Begun in May of 2017, this event brings together those interested in improving education. Since the last symposium, AWC already has made graduation and finances much easier to acquire on campus while making sure students are enjoying their campus experience by adding cell-phone chargers. These changes were all made possible thanks to the motivations of its host, Kamenetz
Journalist, author and local speaker, Kamenetz is interested in the future of education.
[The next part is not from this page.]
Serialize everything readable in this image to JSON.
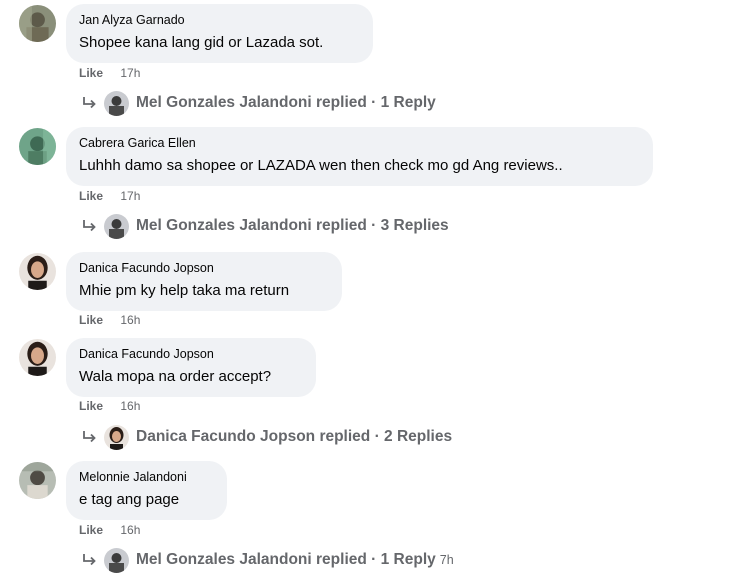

She has been recognized for her work, including “The Game Changer in Education,” published in the Huffington Post in 2010. She has won awards from the Education Writers Association in 2009, 2010 and 2015, and the Edward R. Murrow award for innovation from the Radio Television Digital News Association in 2017. Best of all, she uses her skills, experience and notoriety to speak to students and communities across the country.
“The event is a half-day, TED Talk-style interactive event where college staff will work with community members to imagine a thriving, sustaining future for higher education in the region,” said Lori Stofft, vice president of Advancement at AWC. “When the initial symposium was held two years ago, nearly 480 people participated in the event from the Yuma, Parker and San Luis campuses.”
Held in the Schoening Conference Center, the event housed hundreds of community members – supporters, college staff and students. Kamenetz and other members of the Strategic Planning team talked about how they are impacting students in their education and their campus experience. They discussed how they are making services such as financial aid more accessible to students and how they are opening new groups to students, such as a cooking class and even an e-sports club.
“AWC has made improvements in integrating AWC sports on a national level, including e-sports,” explains Mandi Soulliard, professor of Information Technology Services & Support. “I’m really excited about this because it shows how AWC is trying to help students – gamers especially – feel integrated with the rest of the campus life, and to no longer feel outcasted for their hobbies.”
After Kamenetz and the Strategic Planning team took the stage to explain how they planned to help AWC improve both on an education and personal level, they gave guests an opportunity to develop a work plan of their own. Guests at each table were given instruction sheets and laptops to try and come up with their own plans for the community, which were then emailed to AWC.
“I think doing this is important as it helps identify factors that help the student be successful, and so we can hear different opinions on how we can tackle these issues in our community,” said Lydia Blackthunder, a representative of Arizona@Work, an organization that helps people look at labor markets and find employment. “It’s good that we try and address these issues as a group and come up with ways to solve them so that students can be more successful.”
That success is definitely showing on the Horizon.